A lot on your license plate
As Officers Denise McCarthy and George Schweizer patrol the Northeast’s 2nd Police District, equipment mounted on the roof of their car is looking for stolen vehicles.
And it’s finding them.
There are three scanners on top of Car 235. Two are mounted on the front of the car’s roof; one on the back. Those scanners continuously take photos of cars and read license plates, Schweizer said. The images and plate numbers are fed into the car’s onboard computer terminal, which, in turn, relays them to the Police Department’s Real Time Computer Center.
At the center, located in Police Headquarters in Center City, the numbers are compared to those on computer databases of stolen vehicles. And all of this is being done faster than you’ve read the first few sentences of this story.
If 235 is driven past a line of five cars, and the first is stolen, Schweizer and McCarthy will get an alert before they pass the fifth car, Schweizer said.
“It actually will to talk to you” Schweizer said while he and McCarthy demonstrated the equipment at the 2nd district headquarters at Harbison Avenue and Levick Street on April 20.
A red border will appear on the car’s computer screen around a photo of the vehicle, a photo of its license plate and the computer’s interpretation of how it read that license plate, McCarthy said.
The scanner’s interpretation is not perfect, McCarthy pointed out. For example, the letters “O,” “D” and “Q” might be so similar that the computer’s interpretation of what it read might bracket one or the other as [DOQ] on the computer screen in the car. Bracketed information tells the officers in the car the scanner hasn’t made a sure match, but, still, the image of the license plate is available for comparison on the same screen, she said.
Those images are clear, even at night, Schweizer said.
The scanners will read any letters and numbers and compare those numbers to the licenses of vehicles available on national and state databases.
In fact, the scanners will read anything that even looks like letters or numbers. It will read a wrought-iron fence, McCarthy said. The fence will appear on Car 235’s computer screen and the readout will be “I I I I I I I I.” Needless to say, there is no match.
McCarthy said each of the Northeast’s police districts — 2nd, 7th, 8th and 15th — has a car equipped with the scanners. Schweizer said the car has been in use in the 2nd district since the end of January. So far, he said, he’s found about a half-dozen cars.
When the Mobile Plate Hunter 900 gets a match, the officers pull over and use the Mobile Data Terminal to verify the information. That accomplished, they call in the information. A tow truck is dispatched, the vehicle is put in storage and the owner is then notified.
The scanner does more than spot stolen vehicles, Schweizer said. It can pick up on cars known to be used by fugitives, but he added that moving vehicles cannot be stopped just because the computer gives officers matches. Officers must verify the information. What they’re getting, essentially, is a heads-up.

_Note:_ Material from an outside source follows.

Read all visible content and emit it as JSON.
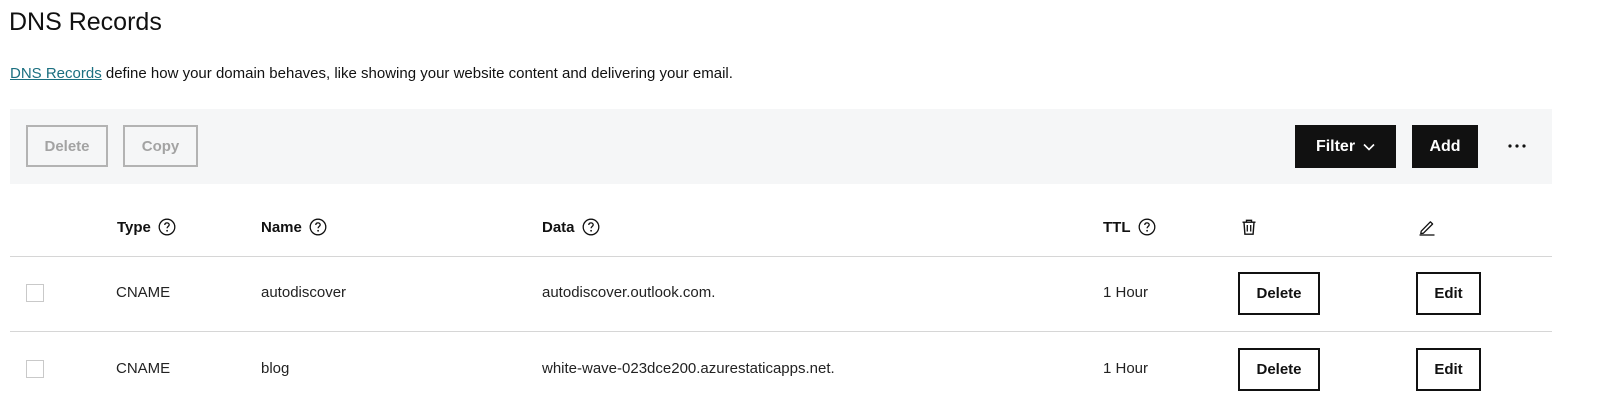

The software tells the officer who the fugitive associated with the scanned car is and why he or she is wanted. The system works similarly for missing persons, McCarthy said. Also, the officers will learn if a scanned vehicle is linked to a specific terrorist watch and they’ll also be given alerts about whether they should not stop certain vehicles.
It adds to an officer’s safety, Schweizer said. The extra information lets an officer know if extra caution is necessary.
The software relays the car’s position to staff in the Real Time Crime Center, too. It’s equipped with GPS, McCarthy said.
“They know where we are.”
As the equipment scans cars, it beeps. The sound is fairly constant, but that’s something officers have gotten used to.
“Most of the day, I don’t even know it’s there,” Schweizer said. ••
Reporter John Loftus can be reached at 215-354-3110 or email@example.com